"Parts of your bridge would be both there and not there until you tried to cross it, what decides what stabilizes it to either value is not really understood."
Actually, existence and non-existence are not the kind of quantum states which can be superposed. A state is basically one realization of the list of all the properties which can be measured. Every atom of a real bridge contributes microscopic properties to the whole and you can imagine how irrelevant most of these properties are. When a real bridge is in a superposed state, it could mean for instance that there's no way to predict whether the rotation of one single electron in the whole bridge is clockwise or counter-clockwise. So the bridge spends most of its superposition time between very similar states.
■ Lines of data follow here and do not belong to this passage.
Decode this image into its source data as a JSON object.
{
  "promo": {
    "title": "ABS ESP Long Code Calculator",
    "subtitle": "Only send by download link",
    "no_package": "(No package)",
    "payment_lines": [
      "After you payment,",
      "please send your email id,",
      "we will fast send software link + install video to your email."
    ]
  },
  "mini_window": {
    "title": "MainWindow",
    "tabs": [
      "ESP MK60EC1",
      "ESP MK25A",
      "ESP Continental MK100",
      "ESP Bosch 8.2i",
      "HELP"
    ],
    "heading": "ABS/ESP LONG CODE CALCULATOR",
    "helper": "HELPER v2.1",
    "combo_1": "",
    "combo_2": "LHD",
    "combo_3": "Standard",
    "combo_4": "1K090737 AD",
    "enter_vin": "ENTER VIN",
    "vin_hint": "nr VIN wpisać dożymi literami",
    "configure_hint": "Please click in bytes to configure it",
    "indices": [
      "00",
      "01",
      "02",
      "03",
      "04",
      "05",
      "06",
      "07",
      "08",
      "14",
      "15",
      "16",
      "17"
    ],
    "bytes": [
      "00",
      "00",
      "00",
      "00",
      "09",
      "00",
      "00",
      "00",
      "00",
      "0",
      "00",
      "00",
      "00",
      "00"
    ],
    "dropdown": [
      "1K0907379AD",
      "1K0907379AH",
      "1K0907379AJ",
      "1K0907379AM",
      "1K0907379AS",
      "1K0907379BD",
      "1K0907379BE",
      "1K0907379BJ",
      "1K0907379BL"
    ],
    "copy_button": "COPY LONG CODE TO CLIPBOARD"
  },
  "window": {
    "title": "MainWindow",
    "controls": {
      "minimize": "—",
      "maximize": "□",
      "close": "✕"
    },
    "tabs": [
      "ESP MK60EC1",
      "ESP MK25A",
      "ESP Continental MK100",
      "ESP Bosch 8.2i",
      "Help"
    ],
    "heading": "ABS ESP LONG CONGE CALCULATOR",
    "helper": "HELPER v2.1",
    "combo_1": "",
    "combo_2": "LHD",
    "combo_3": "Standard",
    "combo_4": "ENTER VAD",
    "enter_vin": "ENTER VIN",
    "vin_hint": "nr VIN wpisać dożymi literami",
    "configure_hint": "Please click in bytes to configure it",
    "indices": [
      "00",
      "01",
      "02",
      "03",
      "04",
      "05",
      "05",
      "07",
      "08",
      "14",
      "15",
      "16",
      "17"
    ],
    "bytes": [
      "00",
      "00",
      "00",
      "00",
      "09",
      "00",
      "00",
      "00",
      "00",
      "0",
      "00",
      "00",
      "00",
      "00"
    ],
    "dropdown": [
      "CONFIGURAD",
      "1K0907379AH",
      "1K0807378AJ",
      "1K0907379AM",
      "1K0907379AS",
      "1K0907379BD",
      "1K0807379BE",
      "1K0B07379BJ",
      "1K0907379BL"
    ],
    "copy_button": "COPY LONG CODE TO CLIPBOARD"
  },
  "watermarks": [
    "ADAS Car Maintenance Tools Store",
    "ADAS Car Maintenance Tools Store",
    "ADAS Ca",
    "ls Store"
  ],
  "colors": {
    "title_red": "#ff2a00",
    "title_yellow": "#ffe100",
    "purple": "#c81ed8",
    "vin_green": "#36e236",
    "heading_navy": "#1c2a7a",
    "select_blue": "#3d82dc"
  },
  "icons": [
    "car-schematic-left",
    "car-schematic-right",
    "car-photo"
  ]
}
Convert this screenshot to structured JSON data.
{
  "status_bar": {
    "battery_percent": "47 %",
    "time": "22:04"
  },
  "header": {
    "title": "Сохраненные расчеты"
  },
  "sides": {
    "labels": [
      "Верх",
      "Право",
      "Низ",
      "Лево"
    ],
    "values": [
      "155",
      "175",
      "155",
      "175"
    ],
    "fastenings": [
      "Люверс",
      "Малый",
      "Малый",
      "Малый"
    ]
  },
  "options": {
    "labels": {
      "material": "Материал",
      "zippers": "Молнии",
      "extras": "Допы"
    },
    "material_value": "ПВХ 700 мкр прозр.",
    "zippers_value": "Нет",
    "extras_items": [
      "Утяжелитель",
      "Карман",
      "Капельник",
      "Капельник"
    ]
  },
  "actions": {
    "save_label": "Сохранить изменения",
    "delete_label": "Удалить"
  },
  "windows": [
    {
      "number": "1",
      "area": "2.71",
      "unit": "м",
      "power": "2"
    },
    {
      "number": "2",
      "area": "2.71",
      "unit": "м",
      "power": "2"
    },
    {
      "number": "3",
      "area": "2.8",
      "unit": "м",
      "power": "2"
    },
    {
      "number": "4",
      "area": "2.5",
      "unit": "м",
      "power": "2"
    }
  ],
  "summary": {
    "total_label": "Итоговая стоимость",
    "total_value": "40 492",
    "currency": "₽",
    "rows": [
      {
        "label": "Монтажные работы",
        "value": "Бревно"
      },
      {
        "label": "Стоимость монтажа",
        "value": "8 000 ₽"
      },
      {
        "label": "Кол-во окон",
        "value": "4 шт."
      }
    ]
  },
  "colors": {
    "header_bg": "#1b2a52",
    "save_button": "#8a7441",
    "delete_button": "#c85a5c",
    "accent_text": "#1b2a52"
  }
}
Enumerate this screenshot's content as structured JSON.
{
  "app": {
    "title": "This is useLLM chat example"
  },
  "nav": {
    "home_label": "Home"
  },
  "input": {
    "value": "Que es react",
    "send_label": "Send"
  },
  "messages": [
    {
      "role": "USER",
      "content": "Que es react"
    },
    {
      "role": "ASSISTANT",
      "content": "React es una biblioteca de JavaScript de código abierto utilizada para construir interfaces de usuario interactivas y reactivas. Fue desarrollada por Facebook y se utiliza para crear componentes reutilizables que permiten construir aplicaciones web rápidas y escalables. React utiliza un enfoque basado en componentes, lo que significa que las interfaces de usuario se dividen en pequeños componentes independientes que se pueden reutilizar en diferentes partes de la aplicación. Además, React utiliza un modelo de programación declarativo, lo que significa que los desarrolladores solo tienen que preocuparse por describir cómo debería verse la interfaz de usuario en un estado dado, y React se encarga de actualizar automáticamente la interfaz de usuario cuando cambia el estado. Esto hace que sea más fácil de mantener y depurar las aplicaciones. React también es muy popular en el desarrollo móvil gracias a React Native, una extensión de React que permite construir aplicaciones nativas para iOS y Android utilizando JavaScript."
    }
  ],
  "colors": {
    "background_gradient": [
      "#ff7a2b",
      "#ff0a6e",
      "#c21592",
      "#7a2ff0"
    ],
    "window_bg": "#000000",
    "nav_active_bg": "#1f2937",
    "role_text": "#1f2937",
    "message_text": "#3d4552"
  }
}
The event which stabilises a superposed quantity is a measurement-like interaction, for instance a photon hitting the bridge. A large object is undergoing these measurement-like interactions all the time, billions of times in a split second. After each measurement the superposition slowly starts to restore itself. The probability of the measured state decreases from one and the probabilities of the other states gradually start to deviate from zero. But then another photon hits. So our bridges are stable, because they just keep switching back and forth between these similar quantum states and they never get even close to the states where the structure is failing.
You could think about a coin tossing experiment: you take thousand pennies and look how much the average number of tails deviates from 500 for each round. Most of the results will be inside 3% from the average value. With an increased number of pennies, the relative deviation gets smaller and smaller. So the average doesn't go away but the deviations cancel out. In quantum mechanics the averages are by design such that they follow the classical mechanics. There's no indication that there would be something fundamental to the macro systems which doesn't follow from the quantum theory.
It is difficult to do justice to the way the averages come out of quantum mechanics without a more technical discussion: how there's a complex amplitude associated to each possibility, how they vary over time, how they cancel out and how it follows that the least varying amplitudes make the largest contribution to the probability distribution, corresponding to the classical behaviour. I'm afraid that to get a good grasp of the technicalities one really has to consult a textbook, like Feynman lectures part 3.
"it doesn't sound like the quantum principles lead to classical mechanics by themselves. That is they have to be set to yield or agree with the right ones."
No, nothing has to be artificially set to yield or agree with some results from another source. The classical mechanics really follows from the quantum theory and if the latter had been discovered first, we would have been able to write down the former as an approximation. My intention was to say that because we can deduce this from the general properties of the quantum mechanics, it will also hold in any specific cases we might ever encounter.